— Exercise brief —
Collect the lines of the entries where "title" shows up.

(Source records)

■ ■ ■ ■ ■ ■ ■

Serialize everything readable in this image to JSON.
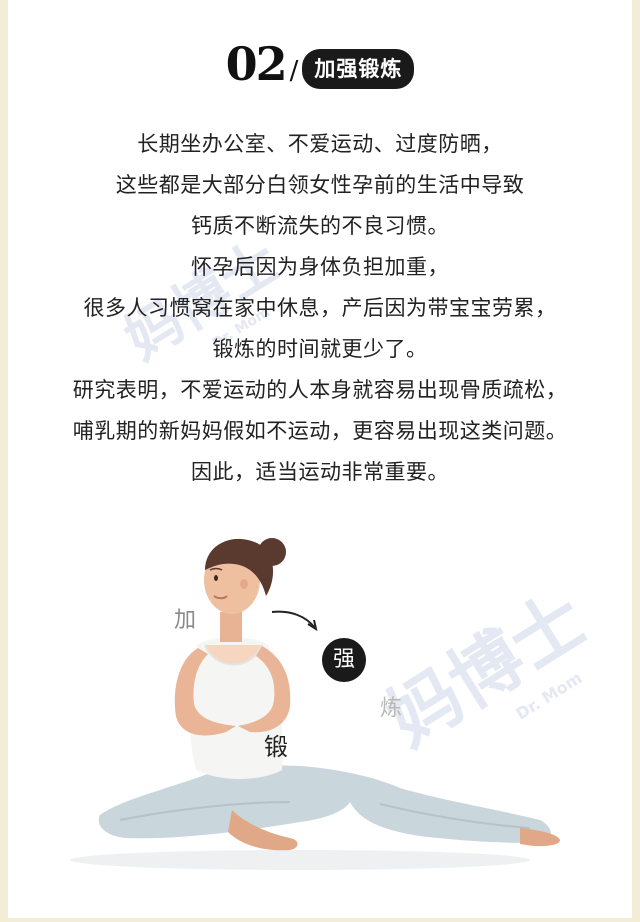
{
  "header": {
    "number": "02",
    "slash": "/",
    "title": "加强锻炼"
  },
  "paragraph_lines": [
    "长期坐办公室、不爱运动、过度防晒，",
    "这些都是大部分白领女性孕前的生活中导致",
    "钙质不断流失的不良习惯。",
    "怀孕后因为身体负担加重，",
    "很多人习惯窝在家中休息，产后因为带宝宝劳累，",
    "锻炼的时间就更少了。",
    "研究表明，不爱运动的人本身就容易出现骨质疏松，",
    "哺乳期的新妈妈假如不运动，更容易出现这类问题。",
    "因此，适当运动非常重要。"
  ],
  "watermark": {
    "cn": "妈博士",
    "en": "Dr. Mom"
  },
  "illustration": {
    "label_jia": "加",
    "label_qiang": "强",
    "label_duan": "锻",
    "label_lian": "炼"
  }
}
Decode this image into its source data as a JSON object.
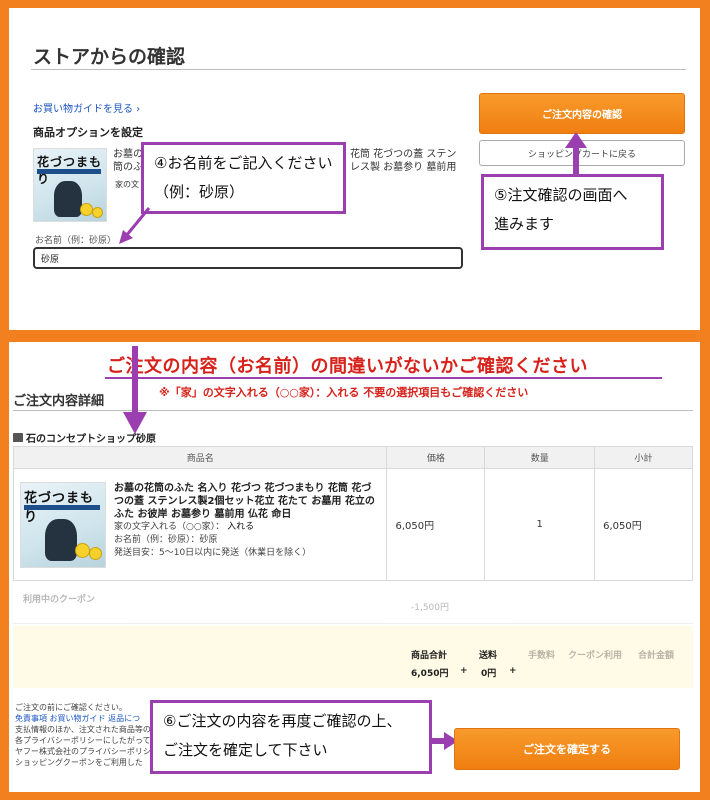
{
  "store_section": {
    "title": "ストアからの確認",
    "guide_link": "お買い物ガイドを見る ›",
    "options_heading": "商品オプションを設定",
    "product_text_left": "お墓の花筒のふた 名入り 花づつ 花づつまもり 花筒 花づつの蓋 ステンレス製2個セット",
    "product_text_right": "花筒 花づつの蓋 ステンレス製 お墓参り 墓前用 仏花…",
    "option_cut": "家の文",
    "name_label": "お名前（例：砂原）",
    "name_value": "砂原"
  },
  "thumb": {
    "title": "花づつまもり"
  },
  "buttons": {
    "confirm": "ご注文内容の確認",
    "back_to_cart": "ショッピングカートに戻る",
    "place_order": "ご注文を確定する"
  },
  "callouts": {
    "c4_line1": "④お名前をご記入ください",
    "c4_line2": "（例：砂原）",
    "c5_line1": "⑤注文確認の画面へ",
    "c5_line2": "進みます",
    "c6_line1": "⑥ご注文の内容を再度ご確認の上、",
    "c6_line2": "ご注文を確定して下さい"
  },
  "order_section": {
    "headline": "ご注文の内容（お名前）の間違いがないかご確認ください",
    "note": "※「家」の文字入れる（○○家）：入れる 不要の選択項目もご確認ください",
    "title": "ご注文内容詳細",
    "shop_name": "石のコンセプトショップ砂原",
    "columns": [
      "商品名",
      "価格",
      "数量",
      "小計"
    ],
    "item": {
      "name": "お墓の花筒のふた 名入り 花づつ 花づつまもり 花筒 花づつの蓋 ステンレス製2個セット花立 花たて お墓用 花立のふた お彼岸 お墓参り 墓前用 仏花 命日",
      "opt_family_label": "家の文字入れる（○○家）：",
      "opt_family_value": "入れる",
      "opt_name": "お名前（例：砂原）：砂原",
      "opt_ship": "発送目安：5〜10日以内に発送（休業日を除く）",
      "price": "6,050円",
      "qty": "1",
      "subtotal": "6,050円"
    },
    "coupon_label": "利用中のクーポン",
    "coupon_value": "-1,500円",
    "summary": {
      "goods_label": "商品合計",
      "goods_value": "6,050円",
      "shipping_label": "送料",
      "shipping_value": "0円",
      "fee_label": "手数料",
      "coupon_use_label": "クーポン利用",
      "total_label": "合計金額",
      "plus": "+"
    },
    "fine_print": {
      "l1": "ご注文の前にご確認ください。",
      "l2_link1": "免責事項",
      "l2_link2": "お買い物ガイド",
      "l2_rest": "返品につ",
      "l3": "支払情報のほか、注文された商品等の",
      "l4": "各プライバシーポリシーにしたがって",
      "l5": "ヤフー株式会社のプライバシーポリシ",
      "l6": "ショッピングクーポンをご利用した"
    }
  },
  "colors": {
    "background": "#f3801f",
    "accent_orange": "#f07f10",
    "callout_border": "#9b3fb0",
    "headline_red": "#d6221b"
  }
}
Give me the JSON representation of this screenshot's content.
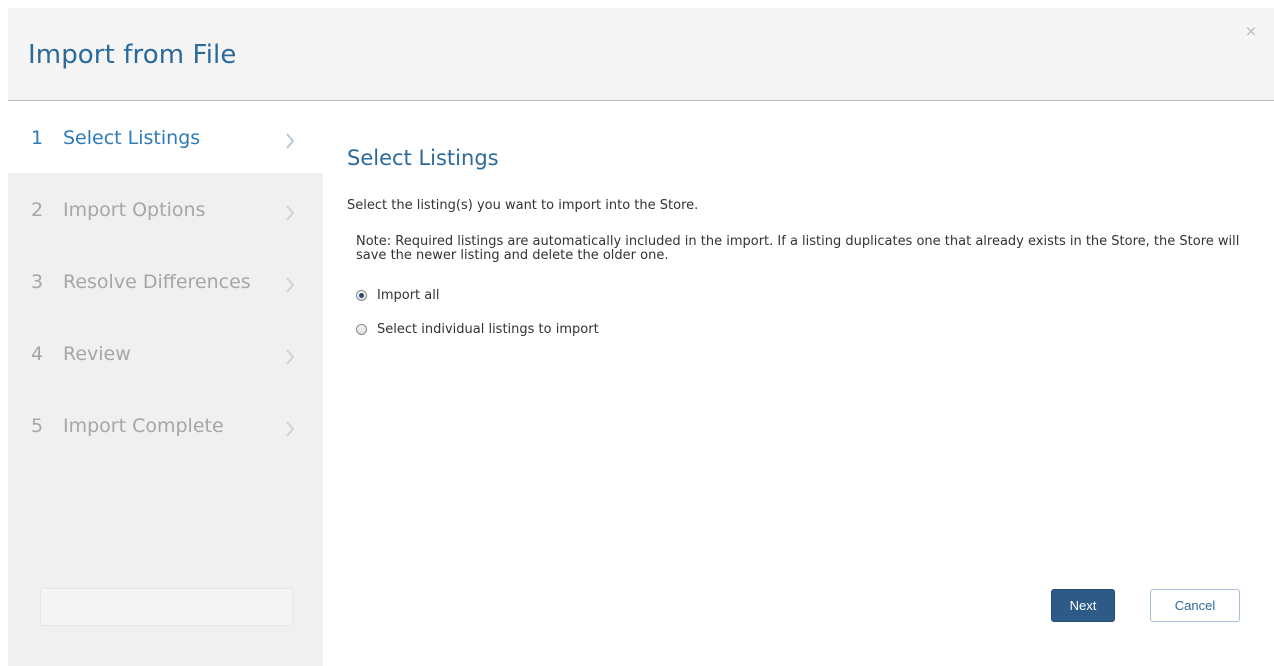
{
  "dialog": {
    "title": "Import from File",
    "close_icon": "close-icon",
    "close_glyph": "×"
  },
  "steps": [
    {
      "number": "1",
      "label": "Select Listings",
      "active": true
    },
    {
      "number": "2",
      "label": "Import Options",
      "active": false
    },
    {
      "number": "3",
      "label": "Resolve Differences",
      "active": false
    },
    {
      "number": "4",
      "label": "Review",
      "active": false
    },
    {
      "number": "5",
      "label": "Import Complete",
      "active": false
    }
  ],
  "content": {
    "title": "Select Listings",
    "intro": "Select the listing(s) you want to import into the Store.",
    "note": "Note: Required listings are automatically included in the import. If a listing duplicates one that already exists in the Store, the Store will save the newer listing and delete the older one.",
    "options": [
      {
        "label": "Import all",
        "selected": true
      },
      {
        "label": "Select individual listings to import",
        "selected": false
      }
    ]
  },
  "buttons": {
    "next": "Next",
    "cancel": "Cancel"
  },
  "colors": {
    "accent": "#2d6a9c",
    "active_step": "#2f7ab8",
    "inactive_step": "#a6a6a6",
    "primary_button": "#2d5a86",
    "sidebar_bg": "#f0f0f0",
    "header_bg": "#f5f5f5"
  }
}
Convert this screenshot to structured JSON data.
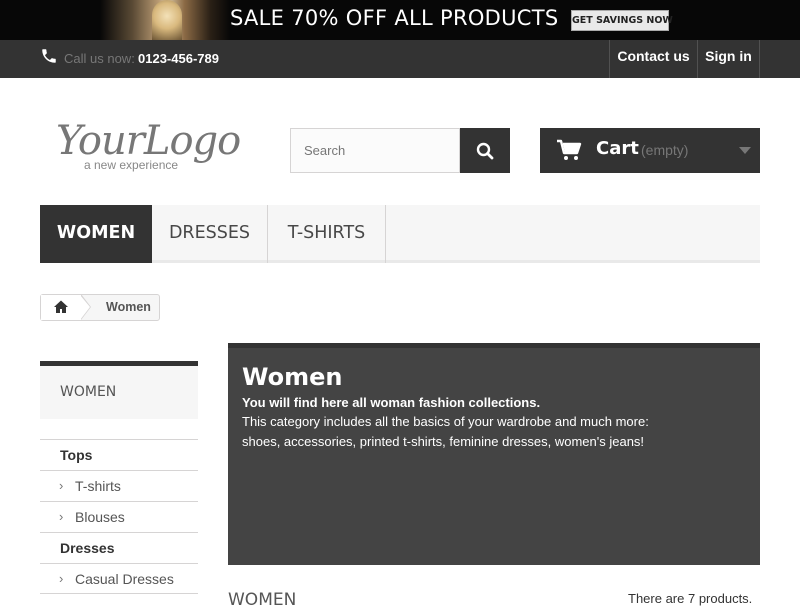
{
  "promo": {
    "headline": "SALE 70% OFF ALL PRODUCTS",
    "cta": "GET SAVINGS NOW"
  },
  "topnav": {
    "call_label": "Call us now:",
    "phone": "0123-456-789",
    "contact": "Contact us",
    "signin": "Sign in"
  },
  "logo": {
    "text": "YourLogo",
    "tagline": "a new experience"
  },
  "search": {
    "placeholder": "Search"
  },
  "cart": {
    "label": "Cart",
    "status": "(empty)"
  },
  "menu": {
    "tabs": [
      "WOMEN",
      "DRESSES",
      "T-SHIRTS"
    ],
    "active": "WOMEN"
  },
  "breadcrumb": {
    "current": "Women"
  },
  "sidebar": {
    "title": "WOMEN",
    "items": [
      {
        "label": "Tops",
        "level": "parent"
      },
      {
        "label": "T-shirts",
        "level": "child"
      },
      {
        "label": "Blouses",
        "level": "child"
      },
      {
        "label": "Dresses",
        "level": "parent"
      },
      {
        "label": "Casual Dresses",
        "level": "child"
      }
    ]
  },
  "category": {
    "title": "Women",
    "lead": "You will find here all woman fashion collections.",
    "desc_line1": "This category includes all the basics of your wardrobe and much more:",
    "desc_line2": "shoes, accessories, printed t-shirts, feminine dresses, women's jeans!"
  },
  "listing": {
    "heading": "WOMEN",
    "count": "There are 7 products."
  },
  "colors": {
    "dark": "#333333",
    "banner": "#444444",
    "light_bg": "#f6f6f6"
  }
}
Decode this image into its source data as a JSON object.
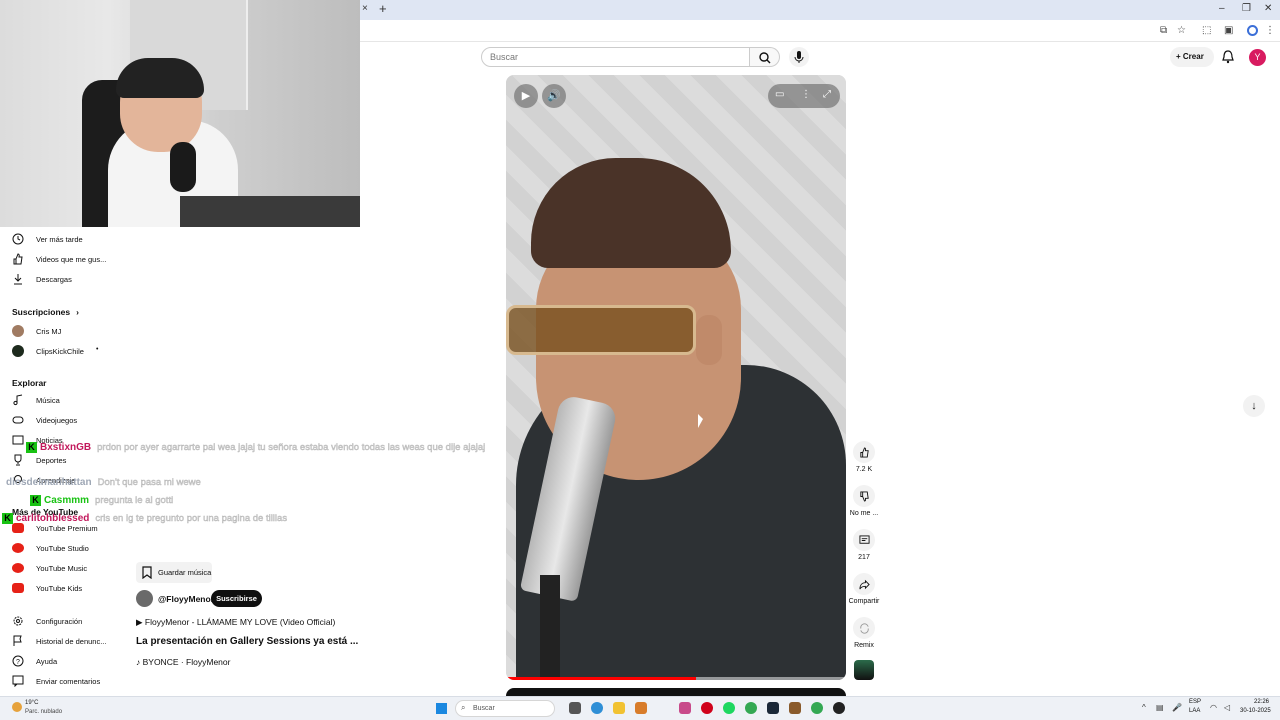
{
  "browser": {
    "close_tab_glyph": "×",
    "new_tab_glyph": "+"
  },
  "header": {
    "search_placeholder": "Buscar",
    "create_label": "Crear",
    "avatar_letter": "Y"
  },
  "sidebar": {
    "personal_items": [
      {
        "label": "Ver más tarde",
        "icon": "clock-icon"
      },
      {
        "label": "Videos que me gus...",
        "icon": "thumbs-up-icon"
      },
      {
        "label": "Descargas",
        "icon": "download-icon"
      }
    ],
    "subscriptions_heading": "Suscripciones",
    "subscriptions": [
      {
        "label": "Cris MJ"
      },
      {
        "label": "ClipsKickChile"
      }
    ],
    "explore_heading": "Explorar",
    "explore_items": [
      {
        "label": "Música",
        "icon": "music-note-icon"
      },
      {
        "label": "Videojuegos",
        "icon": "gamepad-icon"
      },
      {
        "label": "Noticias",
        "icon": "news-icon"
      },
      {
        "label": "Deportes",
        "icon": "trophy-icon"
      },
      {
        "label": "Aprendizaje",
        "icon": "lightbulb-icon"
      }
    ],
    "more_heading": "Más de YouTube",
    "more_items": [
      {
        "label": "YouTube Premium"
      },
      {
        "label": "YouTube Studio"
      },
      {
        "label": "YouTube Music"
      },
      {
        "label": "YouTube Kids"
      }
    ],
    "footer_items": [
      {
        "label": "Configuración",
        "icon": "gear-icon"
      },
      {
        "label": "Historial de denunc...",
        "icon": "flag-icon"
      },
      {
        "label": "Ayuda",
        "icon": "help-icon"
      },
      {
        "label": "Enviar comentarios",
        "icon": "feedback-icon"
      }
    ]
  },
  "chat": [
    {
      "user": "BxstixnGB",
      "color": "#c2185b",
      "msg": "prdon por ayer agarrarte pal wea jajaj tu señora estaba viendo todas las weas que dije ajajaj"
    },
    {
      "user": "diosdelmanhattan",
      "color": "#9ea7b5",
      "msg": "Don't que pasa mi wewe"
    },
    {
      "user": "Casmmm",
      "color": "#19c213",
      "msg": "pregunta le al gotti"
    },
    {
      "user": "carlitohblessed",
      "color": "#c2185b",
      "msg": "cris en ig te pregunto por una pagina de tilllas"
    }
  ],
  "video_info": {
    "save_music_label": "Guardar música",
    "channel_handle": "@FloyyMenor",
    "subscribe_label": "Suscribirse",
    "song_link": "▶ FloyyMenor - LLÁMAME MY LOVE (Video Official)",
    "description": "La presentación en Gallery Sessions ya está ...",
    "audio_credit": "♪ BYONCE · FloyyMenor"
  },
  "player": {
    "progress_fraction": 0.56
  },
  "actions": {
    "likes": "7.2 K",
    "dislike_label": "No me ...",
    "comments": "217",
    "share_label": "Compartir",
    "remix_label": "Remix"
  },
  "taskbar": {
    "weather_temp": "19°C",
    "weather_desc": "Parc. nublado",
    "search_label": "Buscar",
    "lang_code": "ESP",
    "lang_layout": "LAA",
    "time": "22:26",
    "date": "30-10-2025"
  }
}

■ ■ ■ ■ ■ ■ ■

— Expected output —
    "title": "加强锻炼"
    "title": "ストアからの確認",
    "title": "花づつまもり"
    "title": "ご注文内容詳細",
    "title": "Import from File",
    "title": "Select Listings",
    "title": "WOMEN",
    "title": "Women",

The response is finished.